Driving from Douglas to Ramsey is easy with clear signs and good roads. Start on the A18 Mountain Road for iconic sights like Ramsey Hairpin. These are famous Isle of Man TT spots.

Take a pretty drive south of Douglas through the Plains of Heaven. Or go from Port Erin to Peel Coast for island views and sights like Glen Maye.

The drive through Sulby Glen and Druidale is both challenging and rewarding. Go to The Sound for peaceful views of Calf of Man and seal spotting. With many stops and changing landscapes, this drive captures Isle of Man's driving beauty.

Historical Routes through Peel and St Johns

Start your journey on a cultural road trip from Peel to St Johns. You'll pass through places full of Manx heritage. It's a rich experience.

The road from Port Erin to Peel Coast Road is amazing. It has great views and few houses. It's not too fast, so you can enjoy the scenery at your pace.

For a mix of history and beauty, take the Marine Drive route. It goes past the Plains of Heaven and is calm. You can see the sea from the cliffs, which is great for spotting marine life.

Heading from St Johns to Peel shows off the area's history. St Johns' Tynwald Hill is where Manx laws were once set. The A1 road makes getting around easy, connecting these historic sites.

In St Johns, you'll see old buildings and the St Johns Church spire. They show the area's architecture story. As you drive to Peel, the countryside's rolling hills make a lovely view.

At Peel, you'll arrive at a road junction leading into the town. The route follows the Manx Government Circular 1131. It's part of the A1, giving you access to the TT Course and Union Mills Bridge.

The Peel to St Johns trip is filled with history and culture. It's a great route for anyone who loves exploring old stories. The island has many tales waiting to be discovered along these roads.

Best Driving Routes for Motorcycling Enthusiasts

Exploring the Isle of Man by motorbike offers a mix of challenging roads. These routes not only thrill but also highlight the island's beautiful scenery.

Technical Challenges

The Isle of Man is well-known for its demanding motorcycling routes. The legendary TT Motorcycle Course and the North Coast 500 route offer a mix of technical challenges. They include sharp turns and steep slopes to test your riding skills.

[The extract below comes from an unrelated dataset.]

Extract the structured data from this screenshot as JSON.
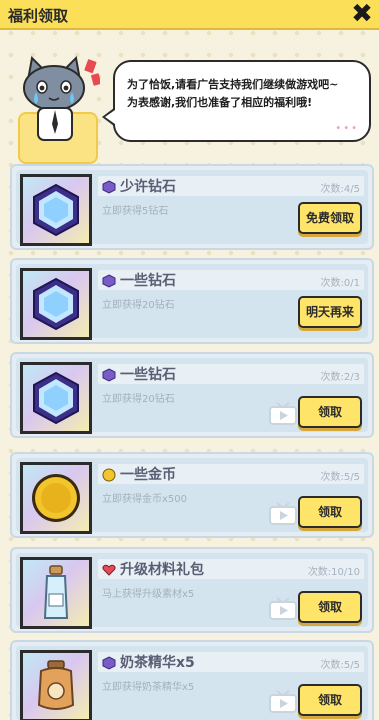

Add to your list the 63 miles from Woolacombe to Bridgwater, through Exmoor National Park. Another great ride is the 135 miles from Crocketford to Inveraray, leading into the Highlands. Seasoned riders will especially enjoy these routes.

Safety Considerations

While the excitement of these routes is great, safety is key. Make sure your bike is in top shape. Wear the right gear, including a helmet and protective clothing. Also, keep an eye on the weather, as it can quickly change.

Stay safe by knowing your limits and following traffic laws. This ensures a fun and safe journey.

Weather Impacts

The Isle of Man's weather can catch you off guard. Be sure to check the forecast before you ride. Heavy rain can make roads dangerous. Fog and strong winds are also common along coastal routes.

Preparation is vital. Being ready for any weather helps you stay safe and enjoy the journey more.

In summary, the Isle of Man is a top destination for motorcycling lovers. With its challenging roads and beautiful scenery, each ride is thrilling. But remember, safety comes first.


Ending your adventure on the Isle of Man's roads brings a real sense of achievement. This island is full of beautiful drives. You'll see amazing sights, learn about its history, and face exciting driving paths.

From the coast of Port Erin to Peel's winding roads, each journey is unique. The Mountain Road is famed for its sharp bends and no speed limits. The Isle of Man welcomes all who love to drive with its mix of road adventures.

Marvel at the Sulby Glen's beauty or enjoy the peaceful lanes of Maughold. Each road trip adds to the island's charm. The Northern Plain shows vast farmlands, and the South East Coast offers stunning sea views.

Local warnings on road conditions from Joanne Wilson and Edward Beard are important. Some roads may be in less good shape. But, with good planning and care, the Isle of Man's best routes will be unforgettable. Whether driving or riding a motorbike, this island's roads offer journeys full of memories.